Directions for this task:
Excluding pictures, give the entries again exactly as they appear.

Input data:
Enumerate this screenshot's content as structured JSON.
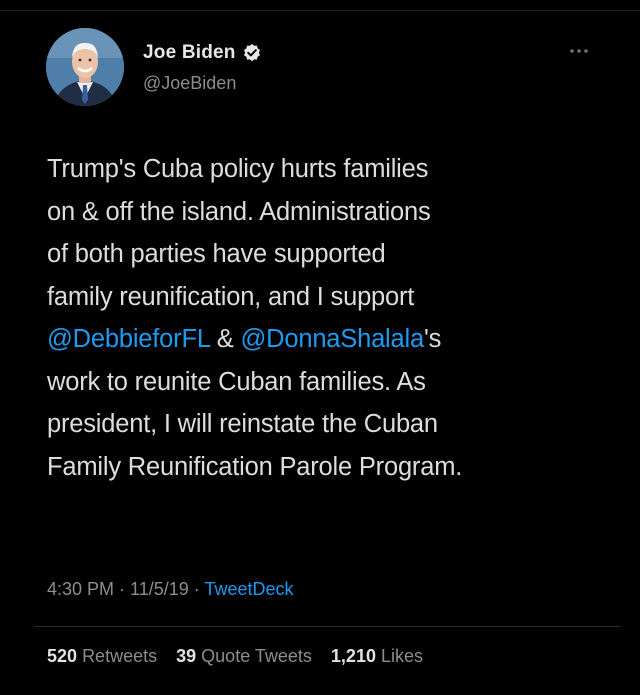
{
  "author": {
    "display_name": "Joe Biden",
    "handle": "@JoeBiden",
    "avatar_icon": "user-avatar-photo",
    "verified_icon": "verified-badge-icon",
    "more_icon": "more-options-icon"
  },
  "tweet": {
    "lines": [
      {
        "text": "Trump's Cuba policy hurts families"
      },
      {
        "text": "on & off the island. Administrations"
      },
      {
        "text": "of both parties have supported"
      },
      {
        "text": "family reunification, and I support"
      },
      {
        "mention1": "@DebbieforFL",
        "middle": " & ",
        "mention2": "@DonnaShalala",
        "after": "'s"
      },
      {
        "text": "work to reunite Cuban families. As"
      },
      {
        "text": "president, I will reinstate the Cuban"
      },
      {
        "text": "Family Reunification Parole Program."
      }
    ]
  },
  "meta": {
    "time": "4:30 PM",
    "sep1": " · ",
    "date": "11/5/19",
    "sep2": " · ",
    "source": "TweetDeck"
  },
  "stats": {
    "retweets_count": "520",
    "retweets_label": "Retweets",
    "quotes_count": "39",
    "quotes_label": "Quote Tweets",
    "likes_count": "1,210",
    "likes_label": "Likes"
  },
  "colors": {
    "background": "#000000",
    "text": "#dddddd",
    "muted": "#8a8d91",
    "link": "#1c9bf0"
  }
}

Finished task:
Enumerate this screenshot's content as structured JSON.
{
  "author": {
    "display_name": "Joe Biden",
    "handle": "@JoeBiden",
    "avatar_icon": "user-avatar-photo",
    "verified_icon": "verified-badge-icon",
    "more_icon": "more-options-icon"
  },
  "tweet": {
    "lines": [
      {
        "text": "Trump's Cuba policy hurts families"
      },
      {
        "text": "on & off the island. Administrations"
      },
      {
        "text": "of both parties have supported"
      },
      {
        "text": "family reunification, and I support"
      },
      {
        "mention1": "@DebbieforFL",
        "middle": " & ",
        "mention2": "@DonnaShalala",
        "after": "'s"
      },
      {
        "text": "work to reunite Cuban families. As"
      },
      {
        "text": "president, I will reinstate the Cuban"
      },
      {
        "text": "Family Reunification Parole Program."
      }
    ]
  },
  "meta": {
    "time": "4:30 PM",
    "sep1": " · ",
    "date": "11/5/19",
    "sep2": " · ",
    "source": "TweetDeck"
  },
  "stats": {
    "retweets_count": "520",
    "retweets_label": "Retweets",
    "quotes_count": "39",
    "quotes_label": "Quote Tweets",
    "likes_count": "1,210",
    "likes_label": "Likes"
  },
  "colors": {
    "background": "#000000",
    "text": "#dddddd",
    "muted": "#8a8d91",
    "link": "#1c9bf0"
  }
}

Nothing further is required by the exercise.